Items from an interface collection:
··········
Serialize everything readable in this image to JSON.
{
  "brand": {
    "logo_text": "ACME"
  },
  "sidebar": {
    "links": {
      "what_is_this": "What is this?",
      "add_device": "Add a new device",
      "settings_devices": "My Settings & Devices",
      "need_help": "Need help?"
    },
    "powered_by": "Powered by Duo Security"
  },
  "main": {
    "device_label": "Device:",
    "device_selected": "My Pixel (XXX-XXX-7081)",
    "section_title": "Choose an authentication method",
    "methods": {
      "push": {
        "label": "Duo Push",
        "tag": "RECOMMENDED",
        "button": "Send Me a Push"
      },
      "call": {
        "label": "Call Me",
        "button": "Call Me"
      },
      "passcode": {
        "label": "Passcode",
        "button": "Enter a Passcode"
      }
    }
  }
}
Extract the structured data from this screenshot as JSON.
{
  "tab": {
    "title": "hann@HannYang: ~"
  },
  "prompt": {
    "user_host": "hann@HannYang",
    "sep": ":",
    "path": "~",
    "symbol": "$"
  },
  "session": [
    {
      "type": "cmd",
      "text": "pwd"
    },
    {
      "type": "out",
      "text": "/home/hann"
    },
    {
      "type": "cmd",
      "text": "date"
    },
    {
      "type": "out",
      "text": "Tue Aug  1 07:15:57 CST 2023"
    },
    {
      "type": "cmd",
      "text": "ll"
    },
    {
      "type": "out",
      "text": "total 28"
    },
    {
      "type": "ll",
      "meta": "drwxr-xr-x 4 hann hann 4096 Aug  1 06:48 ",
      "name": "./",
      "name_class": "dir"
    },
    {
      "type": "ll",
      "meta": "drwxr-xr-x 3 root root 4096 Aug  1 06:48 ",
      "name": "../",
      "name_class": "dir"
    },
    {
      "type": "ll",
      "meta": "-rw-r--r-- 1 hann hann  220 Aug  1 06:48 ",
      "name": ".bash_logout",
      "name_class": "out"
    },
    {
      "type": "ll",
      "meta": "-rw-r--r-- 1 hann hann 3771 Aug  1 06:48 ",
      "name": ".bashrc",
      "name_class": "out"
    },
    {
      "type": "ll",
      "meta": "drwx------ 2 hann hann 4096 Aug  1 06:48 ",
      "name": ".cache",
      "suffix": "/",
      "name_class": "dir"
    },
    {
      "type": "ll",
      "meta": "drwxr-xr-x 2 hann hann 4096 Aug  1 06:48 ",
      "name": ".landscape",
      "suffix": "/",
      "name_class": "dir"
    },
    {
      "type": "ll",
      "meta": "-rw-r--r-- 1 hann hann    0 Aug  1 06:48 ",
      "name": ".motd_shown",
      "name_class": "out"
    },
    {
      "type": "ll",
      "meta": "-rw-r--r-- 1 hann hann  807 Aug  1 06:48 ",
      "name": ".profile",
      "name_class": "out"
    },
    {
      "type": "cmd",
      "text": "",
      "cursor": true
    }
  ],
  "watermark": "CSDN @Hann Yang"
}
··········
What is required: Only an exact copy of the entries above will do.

Written answer:
Serialize everything readable in this image to JSON.
{
  "brand": {
    "logo_text": "ACME"
  },
  "sidebar": {
    "links": {
      "what_is_this": "What is this?",
      "add_device": "Add a new device",
      "settings_devices": "My Settings & Devices",
      "need_help": "Need help?"
    },
    "powered_by": "Powered by Duo Security"
  },
  "main": {
    "device_label": "Device:",
    "device_selected": "My Pixel (XXX-XXX-7081)",
    "section_title": "Choose an authentication method",
    "methods": {
      "push": {
        "label": "Duo Push",
        "tag": "RECOMMENDED",
        "button": "Send Me a Push"
      },
      "call": {
        "label": "Call Me",
        "button": "Call Me"
      },
      "passcode": {
        "label": "Passcode",
        "button": "Enter a Passcode"
      }
    }
  }
}
Extract the structured data from this screenshot as JSON.
{
  "tab": {
    "title": "hann@HannYang: ~"
  },
  "prompt": {
    "user_host": "hann@HannYang",
    "sep": ":",
    "path": "~",
    "symbol": "$"
  },
  "session": [
    {
      "type": "cmd",
      "text": "pwd"
    },
    {
      "type": "out",
      "text": "/home/hann"
    },
    {
      "type": "cmd",
      "text": "date"
    },
    {
      "type": "out",
      "text": "Tue Aug  1 07:15:57 CST 2023"
    },
    {
      "type": "cmd",
      "text": "ll"
    },
    {
      "type": "out",
      "text": "total 28"
    },
    {
      "type": "ll",
      "meta": "drwxr-xr-x 4 hann hann 4096 Aug  1 06:48 ",
      "name": "./",
      "name_class": "dir"
    },
    {
      "type": "ll",
      "meta": "drwxr-xr-x 3 root root 4096 Aug  1 06:48 ",
      "name": "../",
      "name_class": "dir"
    },
    {
      "type": "ll",
      "meta": "-rw-r--r-- 1 hann hann  220 Aug  1 06:48 ",
      "name": ".bash_logout",
      "name_class": "out"
    },
    {
      "type": "ll",
      "meta": "-rw-r--r-- 1 hann hann 3771 Aug  1 06:48 ",
      "name": ".bashrc",
      "name_class": "out"
    },
    {
      "type": "ll",
      "meta": "drwx------ 2 hann hann 4096 Aug  1 06:48 ",
      "name": ".cache",
      "suffix": "/",
      "name_class": "dir"
    },
    {
      "type": "ll",
      "meta": "drwxr-xr-x 2 hann hann 4096 Aug  1 06:48 ",
      "name": ".landscape",
      "suffix": "/",
      "name_class": "dir"
    },
    {
      "type": "ll",
      "meta": "-rw-r--r-- 1 hann hann    0 Aug  1 06:48 ",
      "name": ".motd_shown",
      "name_class": "out"
    },
    {
      "type": "ll",
      "meta": "-rw-r--r-- 1 hann hann  807 Aug  1 06:48 ",
      "name": ".profile",
      "name_class": "out"
    },
    {
      "type": "cmd",
      "text": "",
      "cursor": true
    }
  ],
  "watermark": "CSDN @Hann Yang"
}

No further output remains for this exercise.